EU Research Commissioner Máire Geoghegan-Quinn was in Strasbourg for the debate, and outlined why she is supporting the bioeconomy: ‘Like Parliament, the Commission sees in the bioeconomy a convergence of opportunities and objectives: a smart use of our biological resources from land and seas; a low-carbon, resource-efficient economy; a reindustrialisation of Europe based on innovation and the latest scientific knowledge; food security for all; and the development of new jobs and new sources of economic growth, not least in rural and maritime regions. All these aspects are especially relevant in the context of the economic difficulties currently facing Europe.’
The Parliament’s Resolution underlines the urgency of taking action now to boost innovation and investment in new techniques and business models, and calls on each EU country to develop national and regional bioeconomy action plans.
This was echoed by Commissioner Geoghegan-Quinn, who noted that while there is much that can be done at EU level, ‘the bioeconomy will only realise its full potential if actors at national and regional level understand the opportunities that this presents for them and put in place the appropriate policies, funding and governance mechanisms.’

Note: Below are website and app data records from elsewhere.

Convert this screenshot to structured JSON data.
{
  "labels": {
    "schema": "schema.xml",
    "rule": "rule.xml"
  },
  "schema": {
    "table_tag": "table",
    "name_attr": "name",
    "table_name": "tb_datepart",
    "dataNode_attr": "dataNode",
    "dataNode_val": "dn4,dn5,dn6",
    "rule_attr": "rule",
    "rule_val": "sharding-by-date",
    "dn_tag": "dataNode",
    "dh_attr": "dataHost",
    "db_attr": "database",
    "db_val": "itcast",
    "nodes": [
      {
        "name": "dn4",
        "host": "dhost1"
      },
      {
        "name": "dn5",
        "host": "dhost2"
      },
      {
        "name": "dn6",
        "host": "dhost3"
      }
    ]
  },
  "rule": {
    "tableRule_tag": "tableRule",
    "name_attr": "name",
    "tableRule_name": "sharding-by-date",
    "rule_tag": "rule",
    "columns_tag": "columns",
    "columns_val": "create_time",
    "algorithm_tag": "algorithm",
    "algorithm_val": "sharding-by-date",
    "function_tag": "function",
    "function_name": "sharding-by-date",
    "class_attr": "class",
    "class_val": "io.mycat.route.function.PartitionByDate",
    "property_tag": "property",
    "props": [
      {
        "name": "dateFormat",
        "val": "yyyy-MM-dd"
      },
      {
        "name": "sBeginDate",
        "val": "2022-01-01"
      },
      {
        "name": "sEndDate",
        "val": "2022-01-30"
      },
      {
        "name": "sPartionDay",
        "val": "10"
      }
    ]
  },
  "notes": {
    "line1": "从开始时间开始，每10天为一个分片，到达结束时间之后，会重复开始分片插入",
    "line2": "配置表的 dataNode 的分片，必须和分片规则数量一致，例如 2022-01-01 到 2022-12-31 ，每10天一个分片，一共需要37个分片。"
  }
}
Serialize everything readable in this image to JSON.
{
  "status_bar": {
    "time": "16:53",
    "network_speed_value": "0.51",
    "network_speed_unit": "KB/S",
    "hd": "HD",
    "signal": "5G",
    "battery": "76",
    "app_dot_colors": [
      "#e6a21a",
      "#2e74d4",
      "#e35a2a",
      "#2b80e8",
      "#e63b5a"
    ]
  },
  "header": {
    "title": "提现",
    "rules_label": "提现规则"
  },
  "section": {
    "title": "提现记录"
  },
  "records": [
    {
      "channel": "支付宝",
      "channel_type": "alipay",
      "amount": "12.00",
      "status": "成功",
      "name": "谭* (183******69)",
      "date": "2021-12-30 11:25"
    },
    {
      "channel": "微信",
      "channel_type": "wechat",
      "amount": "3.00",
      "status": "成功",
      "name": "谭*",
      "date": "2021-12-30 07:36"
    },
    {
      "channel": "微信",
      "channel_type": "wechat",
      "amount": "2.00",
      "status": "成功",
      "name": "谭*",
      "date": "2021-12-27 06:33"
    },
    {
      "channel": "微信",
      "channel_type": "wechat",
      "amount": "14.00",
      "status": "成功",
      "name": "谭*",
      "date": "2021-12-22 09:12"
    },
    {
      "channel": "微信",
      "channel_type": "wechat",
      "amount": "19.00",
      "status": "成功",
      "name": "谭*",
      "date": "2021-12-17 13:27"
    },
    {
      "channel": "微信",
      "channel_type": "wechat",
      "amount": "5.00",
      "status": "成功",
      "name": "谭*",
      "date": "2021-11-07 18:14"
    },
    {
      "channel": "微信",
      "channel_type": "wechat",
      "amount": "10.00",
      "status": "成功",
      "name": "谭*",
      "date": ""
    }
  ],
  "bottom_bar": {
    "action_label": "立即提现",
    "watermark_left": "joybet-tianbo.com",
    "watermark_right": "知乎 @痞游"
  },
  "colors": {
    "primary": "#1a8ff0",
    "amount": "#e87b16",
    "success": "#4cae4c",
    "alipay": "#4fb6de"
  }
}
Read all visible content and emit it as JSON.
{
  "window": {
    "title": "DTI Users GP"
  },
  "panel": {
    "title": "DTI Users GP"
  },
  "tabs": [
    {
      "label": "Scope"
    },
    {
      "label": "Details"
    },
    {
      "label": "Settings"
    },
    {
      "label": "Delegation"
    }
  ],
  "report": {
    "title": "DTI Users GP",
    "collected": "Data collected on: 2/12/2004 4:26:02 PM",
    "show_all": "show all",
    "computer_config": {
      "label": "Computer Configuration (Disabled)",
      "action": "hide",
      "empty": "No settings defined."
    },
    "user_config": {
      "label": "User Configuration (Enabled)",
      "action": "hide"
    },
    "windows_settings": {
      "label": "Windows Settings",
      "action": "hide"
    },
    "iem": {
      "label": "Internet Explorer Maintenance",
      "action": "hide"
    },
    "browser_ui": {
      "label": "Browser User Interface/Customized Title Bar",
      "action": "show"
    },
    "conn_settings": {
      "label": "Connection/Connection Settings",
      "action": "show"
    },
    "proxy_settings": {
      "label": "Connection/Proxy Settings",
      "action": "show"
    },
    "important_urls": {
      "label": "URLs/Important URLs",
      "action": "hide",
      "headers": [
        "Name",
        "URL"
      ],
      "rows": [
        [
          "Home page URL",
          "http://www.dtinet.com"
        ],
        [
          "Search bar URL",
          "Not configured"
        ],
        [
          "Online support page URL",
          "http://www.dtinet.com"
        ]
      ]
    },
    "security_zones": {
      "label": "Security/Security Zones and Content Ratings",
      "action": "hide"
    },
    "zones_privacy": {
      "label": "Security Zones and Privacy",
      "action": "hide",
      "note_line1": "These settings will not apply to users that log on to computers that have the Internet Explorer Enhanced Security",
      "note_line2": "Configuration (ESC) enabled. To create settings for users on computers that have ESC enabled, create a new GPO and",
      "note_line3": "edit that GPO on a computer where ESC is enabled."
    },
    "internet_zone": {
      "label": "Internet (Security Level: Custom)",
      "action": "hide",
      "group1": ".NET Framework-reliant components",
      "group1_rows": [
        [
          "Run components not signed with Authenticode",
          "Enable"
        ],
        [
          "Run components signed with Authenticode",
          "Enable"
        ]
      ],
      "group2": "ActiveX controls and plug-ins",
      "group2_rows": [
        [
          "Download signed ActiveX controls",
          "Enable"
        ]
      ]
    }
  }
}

The Resolution also gives support to the Commission’s proposal to create a panel of bioeconomy experts to help improve policy coherence, as well as the establishment of a Bioeconomy Observatory to gather data on the evolution of this fast-moving segment of the economy. .
At present, the EU bioeconomy sector has an annual turnover of €2 trillion and employs 22 million people. Its health and development therefore have significant economic, environmental and social impacts – both today and for future generations.
The full text of the Parliament's resolution is available here.